What the task asks: Return each record exactly as it appears, so that nothing is dropped or altered.

======== The data

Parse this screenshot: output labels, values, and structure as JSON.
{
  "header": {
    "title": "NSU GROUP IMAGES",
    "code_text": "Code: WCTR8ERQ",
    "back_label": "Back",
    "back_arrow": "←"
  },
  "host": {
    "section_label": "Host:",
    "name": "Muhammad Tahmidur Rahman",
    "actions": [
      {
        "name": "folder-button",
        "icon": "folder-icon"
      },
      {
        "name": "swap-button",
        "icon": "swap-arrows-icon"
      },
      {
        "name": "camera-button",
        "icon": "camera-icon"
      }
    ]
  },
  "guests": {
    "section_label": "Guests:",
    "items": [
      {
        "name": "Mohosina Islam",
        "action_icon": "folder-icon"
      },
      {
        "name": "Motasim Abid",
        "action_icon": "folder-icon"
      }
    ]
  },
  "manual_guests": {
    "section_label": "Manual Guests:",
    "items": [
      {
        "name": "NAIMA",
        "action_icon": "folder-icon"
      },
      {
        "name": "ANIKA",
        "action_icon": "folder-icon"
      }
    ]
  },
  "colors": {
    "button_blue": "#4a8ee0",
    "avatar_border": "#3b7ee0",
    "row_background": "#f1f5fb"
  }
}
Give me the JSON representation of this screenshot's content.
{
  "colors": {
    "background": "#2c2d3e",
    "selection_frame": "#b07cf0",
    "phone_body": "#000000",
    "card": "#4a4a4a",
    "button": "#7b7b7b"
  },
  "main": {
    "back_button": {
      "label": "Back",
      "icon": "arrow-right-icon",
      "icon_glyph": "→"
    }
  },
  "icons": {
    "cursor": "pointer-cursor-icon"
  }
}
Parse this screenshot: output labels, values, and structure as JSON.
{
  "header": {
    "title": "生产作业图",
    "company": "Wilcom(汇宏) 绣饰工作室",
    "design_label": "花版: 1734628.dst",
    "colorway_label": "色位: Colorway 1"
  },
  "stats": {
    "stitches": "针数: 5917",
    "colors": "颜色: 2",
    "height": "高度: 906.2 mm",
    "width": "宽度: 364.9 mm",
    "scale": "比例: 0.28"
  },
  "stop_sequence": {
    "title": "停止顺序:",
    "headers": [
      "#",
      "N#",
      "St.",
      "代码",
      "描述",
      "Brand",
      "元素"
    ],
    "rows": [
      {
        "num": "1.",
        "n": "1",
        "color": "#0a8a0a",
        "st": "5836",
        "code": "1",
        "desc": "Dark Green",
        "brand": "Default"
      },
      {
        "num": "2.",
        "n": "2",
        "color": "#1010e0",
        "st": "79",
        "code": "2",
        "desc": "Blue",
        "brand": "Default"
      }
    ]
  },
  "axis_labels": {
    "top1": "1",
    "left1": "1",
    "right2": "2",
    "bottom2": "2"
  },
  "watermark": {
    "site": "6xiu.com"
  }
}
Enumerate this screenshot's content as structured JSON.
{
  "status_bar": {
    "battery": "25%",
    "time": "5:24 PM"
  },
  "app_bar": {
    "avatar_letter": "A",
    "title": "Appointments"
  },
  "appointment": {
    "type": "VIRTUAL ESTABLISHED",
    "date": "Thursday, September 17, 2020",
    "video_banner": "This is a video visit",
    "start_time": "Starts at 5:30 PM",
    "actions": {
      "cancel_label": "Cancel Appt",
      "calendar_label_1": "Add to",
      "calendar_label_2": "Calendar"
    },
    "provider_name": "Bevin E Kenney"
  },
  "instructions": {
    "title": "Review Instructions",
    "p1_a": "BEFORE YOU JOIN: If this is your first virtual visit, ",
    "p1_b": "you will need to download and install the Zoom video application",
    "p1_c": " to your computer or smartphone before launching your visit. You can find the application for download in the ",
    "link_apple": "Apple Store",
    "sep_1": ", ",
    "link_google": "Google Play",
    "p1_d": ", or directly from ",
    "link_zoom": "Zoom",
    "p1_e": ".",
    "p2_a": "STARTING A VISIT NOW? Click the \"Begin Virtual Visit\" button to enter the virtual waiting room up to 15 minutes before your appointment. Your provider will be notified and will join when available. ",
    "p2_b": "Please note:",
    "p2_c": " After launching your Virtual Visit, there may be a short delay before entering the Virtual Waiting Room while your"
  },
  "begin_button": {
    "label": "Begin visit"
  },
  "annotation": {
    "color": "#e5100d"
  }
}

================

Response to this exercise:
Parse this screenshot: output labels, values, and structure as JSON.
{
  "header": {
    "title": "NSU GROUP IMAGES",
    "code_text": "Code: WCTR8ERQ",
    "back_label": "Back",
    "back_arrow": "←"
  },
  "host": {
    "section_label": "Host:",
    "name": "Muhammad Tahmidur Rahman",
    "actions": [
      {
        "name": "folder-button",
        "icon": "folder-icon"
      },
      {
        "name": "swap-button",
        "icon": "swap-arrows-icon"
      },
      {
        "name": "camera-button",
        "icon": "camera-icon"
      }
    ]
  },
  "guests": {
    "section_label": "Guests:",
    "items": [
      {
        "name": "Mohosina Islam",
        "action_icon": "folder-icon"
      },
      {
        "name": "Motasim Abid",
        "action_icon": "folder-icon"
      }
    ]
  },
  "manual_guests": {
    "section_label": "Manual Guests:",
    "items": [
      {
        "name": "NAIMA",
        "action_icon": "folder-icon"
      },
      {
        "name": "ANIKA",
        "action_icon": "folder-icon"
      }
    ]
  },
  "colors": {
    "button_blue": "#4a8ee0",
    "avatar_border": "#3b7ee0",
    "row_background": "#f1f5fb"
  }
}
Give me the JSON representation of this screenshot's content.
{
  "colors": {
    "background": "#2c2d3e",
    "selection_frame": "#b07cf0",
    "phone_body": "#000000",
    "card": "#4a4a4a",
    "button": "#7b7b7b"
  },
  "main": {
    "back_button": {
      "label": "Back",
      "icon": "arrow-right-icon",
      "icon_glyph": "→"
    }
  },
  "icons": {
    "cursor": "pointer-cursor-icon"
  }
}
Parse this screenshot: output labels, values, and structure as JSON.
{
  "header": {
    "title": "生产作业图",
    "company": "Wilcom(汇宏) 绣饰工作室",
    "design_label": "花版: 1734628.dst",
    "colorway_label": "色位: Colorway 1"
  },
  "stats": {
    "stitches": "针数: 5917",
    "colors": "颜色: 2",
    "height": "高度: 906.2 mm",
    "width": "宽度: 364.9 mm",
    "scale": "比例: 0.28"
  },
  "stop_sequence": {
    "title": "停止顺序:",
    "headers": [
      "#",
      "N#",
      "St.",
      "代码",
      "描述",
      "Brand",
      "元素"
    ],
    "rows": [
      {
        "num": "1.",
        "n": "1",
        "color": "#0a8a0a",
        "st": "5836",
        "code": "1",
        "desc": "Dark Green",
        "brand": "Default"
      },
      {
        "num": "2.",
        "n": "2",
        "color": "#1010e0",
        "st": "79",
        "code": "2",
        "desc": "Blue",
        "brand": "Default"
      }
    ]
  },
  "axis_labels": {
    "top1": "1",
    "left1": "1",
    "right2": "2",
    "bottom2": "2"
  },
  "watermark": {
    "site": "6xiu.com"
  }
}
Enumerate this screenshot's content as structured JSON.
{
  "status_bar": {
    "battery": "25%",
    "time": "5:24 PM"
  },
  "app_bar": {
    "avatar_letter": "A",
    "title": "Appointments"
  },
  "appointment": {
    "type": "VIRTUAL ESTABLISHED",
    "date": "Thursday, September 17, 2020",
    "video_banner": "This is a video visit",
    "start_time": "Starts at 5:30 PM",
    "actions": {
      "cancel_label": "Cancel Appt",
      "calendar_label_1": "Add to",
      "calendar_label_2": "Calendar"
    },
    "provider_name": "Bevin E Kenney"
  },
  "instructions": {
    "title": "Review Instructions",
    "p1_a": "BEFORE YOU JOIN: If this is your first virtual visit, ",
    "p1_b": "you will need to download and install the Zoom video application",
    "p1_c": " to your computer or smartphone before launching your visit. You can find the application for download in the ",
    "link_apple": "Apple Store",
    "sep_1": ", ",
    "link_google": "Google Play",
    "p1_d": ", or directly from ",
    "link_zoom": "Zoom",
    "p1_e": ".",
    "p2_a": "STARTING A VISIT NOW? Click the \"Begin Virtual Visit\" button to enter the virtual waiting room up to 15 minutes before your appointment. Your provider will be notified and will join when available. ",
    "p2_b": "Please note:",
    "p2_c": " After launching your Virtual Visit, there may be a short delay before entering the Virtual Waiting Room while your"
  },
  "begin_button": {
    "label": "Begin visit"
  },
  "annotation": {
    "color": "#e5100d"
  }
}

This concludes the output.